>>>

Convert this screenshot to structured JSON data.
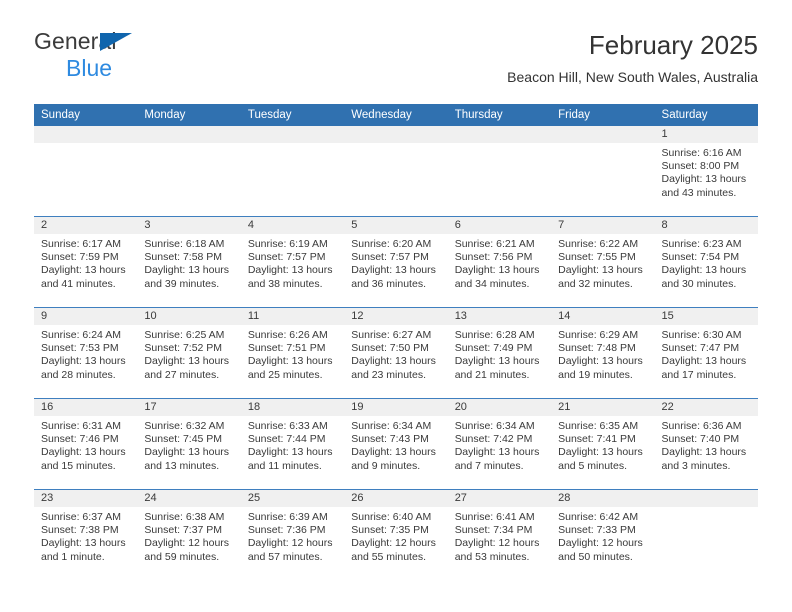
{
  "brand": {
    "line1": "General",
    "line2": "Blue",
    "triangle_color": "#1065ad",
    "line2_color": "#2e8ae0"
  },
  "header": {
    "title": "February 2025",
    "subtitle": "Beacon Hill, New South Wales, Australia"
  },
  "theme": {
    "header_blue": "#3071b0",
    "separator_blue": "#3f7fbf",
    "daynum_bg": "#f0f0f0",
    "text": "#3a3a3a"
  },
  "weekdays": [
    "Sunday",
    "Monday",
    "Tuesday",
    "Wednesday",
    "Thursday",
    "Friday",
    "Saturday"
  ],
  "labels": {
    "sunrise": "Sunrise:",
    "sunset": "Sunset:",
    "daylight": "Daylight:"
  },
  "weeks": [
    [
      {
        "day": "",
        "blank": true
      },
      {
        "day": "",
        "blank": true
      },
      {
        "day": "",
        "blank": true
      },
      {
        "day": "",
        "blank": true
      },
      {
        "day": "",
        "blank": true
      },
      {
        "day": "",
        "blank": true
      },
      {
        "day": "1",
        "sunrise": "Sunrise: 6:16 AM",
        "sunset": "Sunset: 8:00 PM",
        "daylight1": "Daylight: 13 hours",
        "daylight2": "and 43 minutes."
      }
    ],
    [
      {
        "day": "2",
        "sunrise": "Sunrise: 6:17 AM",
        "sunset": "Sunset: 7:59 PM",
        "daylight1": "Daylight: 13 hours",
        "daylight2": "and 41 minutes."
      },
      {
        "day": "3",
        "sunrise": "Sunrise: 6:18 AM",
        "sunset": "Sunset: 7:58 PM",
        "daylight1": "Daylight: 13 hours",
        "daylight2": "and 39 minutes."
      },
      {
        "day": "4",
        "sunrise": "Sunrise: 6:19 AM",
        "sunset": "Sunset: 7:57 PM",
        "daylight1": "Daylight: 13 hours",
        "daylight2": "and 38 minutes."
      },
      {
        "day": "5",
        "sunrise": "Sunrise: 6:20 AM",
        "sunset": "Sunset: 7:57 PM",
        "daylight1": "Daylight: 13 hours",
        "daylight2": "and 36 minutes."
      },
      {
        "day": "6",
        "sunrise": "Sunrise: 6:21 AM",
        "sunset": "Sunset: 7:56 PM",
        "daylight1": "Daylight: 13 hours",
        "daylight2": "and 34 minutes."
      },
      {
        "day": "7",
        "sunrise": "Sunrise: 6:22 AM",
        "sunset": "Sunset: 7:55 PM",
        "daylight1": "Daylight: 13 hours",
        "daylight2": "and 32 minutes."
      },
      {
        "day": "8",
        "sunrise": "Sunrise: 6:23 AM",
        "sunset": "Sunset: 7:54 PM",
        "daylight1": "Daylight: 13 hours",
        "daylight2": "and 30 minutes."
      }
    ],
    [
      {
        "day": "9",
        "sunrise": "Sunrise: 6:24 AM",
        "sunset": "Sunset: 7:53 PM",
        "daylight1": "Daylight: 13 hours",
        "daylight2": "and 28 minutes."
      },
      {
        "day": "10",
        "sunrise": "Sunrise: 6:25 AM",
        "sunset": "Sunset: 7:52 PM",
        "daylight1": "Daylight: 13 hours",
        "daylight2": "and 27 minutes."
      },
      {
        "day": "11",
        "sunrise": "Sunrise: 6:26 AM",
        "sunset": "Sunset: 7:51 PM",
        "daylight1": "Daylight: 13 hours",
        "daylight2": "and 25 minutes."
      },
      {
        "day": "12",
        "sunrise": "Sunrise: 6:27 AM",
        "sunset": "Sunset: 7:50 PM",
        "daylight1": "Daylight: 13 hours",
        "daylight2": "and 23 minutes."
      },
      {
        "day": "13",
        "sunrise": "Sunrise: 6:28 AM",
        "sunset": "Sunset: 7:49 PM",
        "daylight1": "Daylight: 13 hours",
        "daylight2": "and 21 minutes."
      },
      {
        "day": "14",
        "sunrise": "Sunrise: 6:29 AM",
        "sunset": "Sunset: 7:48 PM",
        "daylight1": "Daylight: 13 hours",
        "daylight2": "and 19 minutes."
      },
      {
        "day": "15",
        "sunrise": "Sunrise: 6:30 AM",
        "sunset": "Sunset: 7:47 PM",
        "daylight1": "Daylight: 13 hours",
        "daylight2": "and 17 minutes."
      }
    ],
    [
      {
        "day": "16",
        "sunrise": "Sunrise: 6:31 AM",
        "sunset": "Sunset: 7:46 PM",
        "daylight1": "Daylight: 13 hours",
        "daylight2": "and 15 minutes."
      },
      {
        "day": "17",
        "sunrise": "Sunrise: 6:32 AM",
        "sunset": "Sunset: 7:45 PM",
        "daylight1": "Daylight: 13 hours",
        "daylight2": "and 13 minutes."
      },
      {
        "day": "18",
        "sunrise": "Sunrise: 6:33 AM",
        "sunset": "Sunset: 7:44 PM",
        "daylight1": "Daylight: 13 hours",
        "daylight2": "and 11 minutes."
      },
      {
        "day": "19",
        "sunrise": "Sunrise: 6:34 AM",
        "sunset": "Sunset: 7:43 PM",
        "daylight1": "Daylight: 13 hours",
        "daylight2": "and 9 minutes."
      },
      {
        "day": "20",
        "sunrise": "Sunrise: 6:34 AM",
        "sunset": "Sunset: 7:42 PM",
        "daylight1": "Daylight: 13 hours",
        "daylight2": "and 7 minutes."
      },
      {
        "day": "21",
        "sunrise": "Sunrise: 6:35 AM",
        "sunset": "Sunset: 7:41 PM",
        "daylight1": "Daylight: 13 hours",
        "daylight2": "and 5 minutes."
      },
      {
        "day": "22",
        "sunrise": "Sunrise: 6:36 AM",
        "sunset": "Sunset: 7:40 PM",
        "daylight1": "Daylight: 13 hours",
        "daylight2": "and 3 minutes."
      }
    ],
    [
      {
        "day": "23",
        "sunrise": "Sunrise: 6:37 AM",
        "sunset": "Sunset: 7:38 PM",
        "daylight1": "Daylight: 13 hours",
        "daylight2": "and 1 minute."
      },
      {
        "day": "24",
        "sunrise": "Sunrise: 6:38 AM",
        "sunset": "Sunset: 7:37 PM",
        "daylight1": "Daylight: 12 hours",
        "daylight2": "and 59 minutes."
      },
      {
        "day": "25",
        "sunrise": "Sunrise: 6:39 AM",
        "sunset": "Sunset: 7:36 PM",
        "daylight1": "Daylight: 12 hours",
        "daylight2": "and 57 minutes."
      },
      {
        "day": "26",
        "sunrise": "Sunrise: 6:40 AM",
        "sunset": "Sunset: 7:35 PM",
        "daylight1": "Daylight: 12 hours",
        "daylight2": "and 55 minutes."
      },
      {
        "day": "27",
        "sunrise": "Sunrise: 6:41 AM",
        "sunset": "Sunset: 7:34 PM",
        "daylight1": "Daylight: 12 hours",
        "daylight2": "and 53 minutes."
      },
      {
        "day": "28",
        "sunrise": "Sunrise: 6:42 AM",
        "sunset": "Sunset: 7:33 PM",
        "daylight1": "Daylight: 12 hours",
        "daylight2": "and 50 minutes."
      },
      {
        "day": "",
        "blank": true
      }
    ]
  ]
}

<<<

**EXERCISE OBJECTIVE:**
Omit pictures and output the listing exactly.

**OUTPUT BELOW:**
Convert this screenshot to structured JSON data.
{
  "brand": {
    "line1": "General",
    "line2": "Blue",
    "triangle_color": "#1065ad",
    "line2_color": "#2e8ae0"
  },
  "header": {
    "title": "February 2025",
    "subtitle": "Beacon Hill, New South Wales, Australia"
  },
  "theme": {
    "header_blue": "#3071b0",
    "separator_blue": "#3f7fbf",
    "daynum_bg": "#f0f0f0",
    "text": "#3a3a3a"
  },
  "weekdays": [
    "Sunday",
    "Monday",
    "Tuesday",
    "Wednesday",
    "Thursday",
    "Friday",
    "Saturday"
  ],
  "labels": {
    "sunrise": "Sunrise:",
    "sunset": "Sunset:",
    "daylight": "Daylight:"
  },
  "weeks": [
    [
      {
        "day": "",
        "blank": true
      },
      {
        "day": "",
        "blank": true
      },
      {
        "day": "",
        "blank": true
      },
      {
        "day": "",
        "blank": true
      },
      {
        "day": "",
        "blank": true
      },
      {
        "day": "",
        "blank": true
      },
      {
        "day": "1",
        "sunrise": "Sunrise: 6:16 AM",
        "sunset": "Sunset: 8:00 PM",
        "daylight1": "Daylight: 13 hours",
        "daylight2": "and 43 minutes."
      }
    ],
    [
      {
        "day": "2",
        "sunrise": "Sunrise: 6:17 AM",
        "sunset": "Sunset: 7:59 PM",
        "daylight1": "Daylight: 13 hours",
        "daylight2": "and 41 minutes."
      },
      {
        "day": "3",
        "sunrise": "Sunrise: 6:18 AM",
        "sunset": "Sunset: 7:58 PM",
        "daylight1": "Daylight: 13 hours",
        "daylight2": "and 39 minutes."
      },
      {
        "day": "4",
        "sunrise": "Sunrise: 6:19 AM",
        "sunset": "Sunset: 7:57 PM",
        "daylight1": "Daylight: 13 hours",
        "daylight2": "and 38 minutes."
      },
      {
        "day": "5",
        "sunrise": "Sunrise: 6:20 AM",
        "sunset": "Sunset: 7:57 PM",
        "daylight1": "Daylight: 13 hours",
        "daylight2": "and 36 minutes."
      },
      {
        "day": "6",
        "sunrise": "Sunrise: 6:21 AM",
        "sunset": "Sunset: 7:56 PM",
        "daylight1": "Daylight: 13 hours",
        "daylight2": "and 34 minutes."
      },
      {
        "day": "7",
        "sunrise": "Sunrise: 6:22 AM",
        "sunset": "Sunset: 7:55 PM",
        "daylight1": "Daylight: 13 hours",
        "daylight2": "and 32 minutes."
      },
      {
        "day": "8",
        "sunrise": "Sunrise: 6:23 AM",
        "sunset": "Sunset: 7:54 PM",
        "daylight1": "Daylight: 13 hours",
        "daylight2": "and 30 minutes."
      }
    ],
    [
      {
        "day": "9",
        "sunrise": "Sunrise: 6:24 AM",
        "sunset": "Sunset: 7:53 PM",
        "daylight1": "Daylight: 13 hours",
        "daylight2": "and 28 minutes."
      },
      {
        "day": "10",
        "sunrise": "Sunrise: 6:25 AM",
        "sunset": "Sunset: 7:52 PM",
        "daylight1": "Daylight: 13 hours",
        "daylight2": "and 27 minutes."
      },
      {
        "day": "11",
        "sunrise": "Sunrise: 6:26 AM",
        "sunset": "Sunset: 7:51 PM",
        "daylight1": "Daylight: 13 hours",
        "daylight2": "and 25 minutes."
      },
      {
        "day": "12",
        "sunrise": "Sunrise: 6:27 AM",
        "sunset": "Sunset: 7:50 PM",
        "daylight1": "Daylight: 13 hours",
        "daylight2": "and 23 minutes."
      },
      {
        "day": "13",
        "sunrise": "Sunrise: 6:28 AM",
        "sunset": "Sunset: 7:49 PM",
        "daylight1": "Daylight: 13 hours",
        "daylight2": "and 21 minutes."
      },
      {
        "day": "14",
        "sunrise": "Sunrise: 6:29 AM",
        "sunset": "Sunset: 7:48 PM",
        "daylight1": "Daylight: 13 hours",
        "daylight2": "and 19 minutes."
      },
      {
        "day": "15",
        "sunrise": "Sunrise: 6:30 AM",
        "sunset": "Sunset: 7:47 PM",
        "daylight1": "Daylight: 13 hours",
        "daylight2": "and 17 minutes."
      }
    ],
    [
      {
        "day": "16",
        "sunrise": "Sunrise: 6:31 AM",
        "sunset": "Sunset: 7:46 PM",
        "daylight1": "Daylight: 13 hours",
        "daylight2": "and 15 minutes."
      },
      {
        "day": "17",
        "sunrise": "Sunrise: 6:32 AM",
        "sunset": "Sunset: 7:45 PM",
        "daylight1": "Daylight: 13 hours",
        "daylight2": "and 13 minutes."
      },
      {
        "day": "18",
        "sunrise": "Sunrise: 6:33 AM",
        "sunset": "Sunset: 7:44 PM",
        "daylight1": "Daylight: 13 hours",
        "daylight2": "and 11 minutes."
      },
      {
        "day": "19",
        "sunrise": "Sunrise: 6:34 AM",
        "sunset": "Sunset: 7:43 PM",
        "daylight1": "Daylight: 13 hours",
        "daylight2": "and 9 minutes."
      },
      {
        "day": "20",
        "sunrise": "Sunrise: 6:34 AM",
        "sunset": "Sunset: 7:42 PM",
        "daylight1": "Daylight: 13 hours",
        "daylight2": "and 7 minutes."
      },
      {
        "day": "21",
        "sunrise": "Sunrise: 6:35 AM",
        "sunset": "Sunset: 7:41 PM",
        "daylight1": "Daylight: 13 hours",
        "daylight2": "and 5 minutes."
      },
      {
        "day": "22",
        "sunrise": "Sunrise: 6:36 AM",
        "sunset": "Sunset: 7:40 PM",
        "daylight1": "Daylight: 13 hours",
        "daylight2": "and 3 minutes."
      }
    ],
    [
      {
        "day": "23",
        "sunrise": "Sunrise: 6:37 AM",
        "sunset": "Sunset: 7:38 PM",
        "daylight1": "Daylight: 13 hours",
        "daylight2": "and 1 minute."
      },
      {
        "day": "24",
        "sunrise": "Sunrise: 6:38 AM",
        "sunset": "Sunset: 7:37 PM",
        "daylight1": "Daylight: 12 hours",
        "daylight2": "and 59 minutes."
      },
      {
        "day": "25",
        "sunrise": "Sunrise: 6:39 AM",
        "sunset": "Sunset: 7:36 PM",
        "daylight1": "Daylight: 12 hours",
        "daylight2": "and 57 minutes."
      },
      {
        "day": "26",
        "sunrise": "Sunrise: 6:40 AM",
        "sunset": "Sunset: 7:35 PM",
        "daylight1": "Daylight: 12 hours",
        "daylight2": "and 55 minutes."
      },
      {
        "day": "27",
        "sunrise": "Sunrise: 6:41 AM",
        "sunset": "Sunset: 7:34 PM",
        "daylight1": "Daylight: 12 hours",
        "daylight2": "and 53 minutes."
      },
      {
        "day": "28",
        "sunrise": "Sunrise: 6:42 AM",
        "sunset": "Sunset: 7:33 PM",
        "daylight1": "Daylight: 12 hours",
        "daylight2": "and 50 minutes."
      },
      {
        "day": "",
        "blank": true
      }
    ]
  ]
}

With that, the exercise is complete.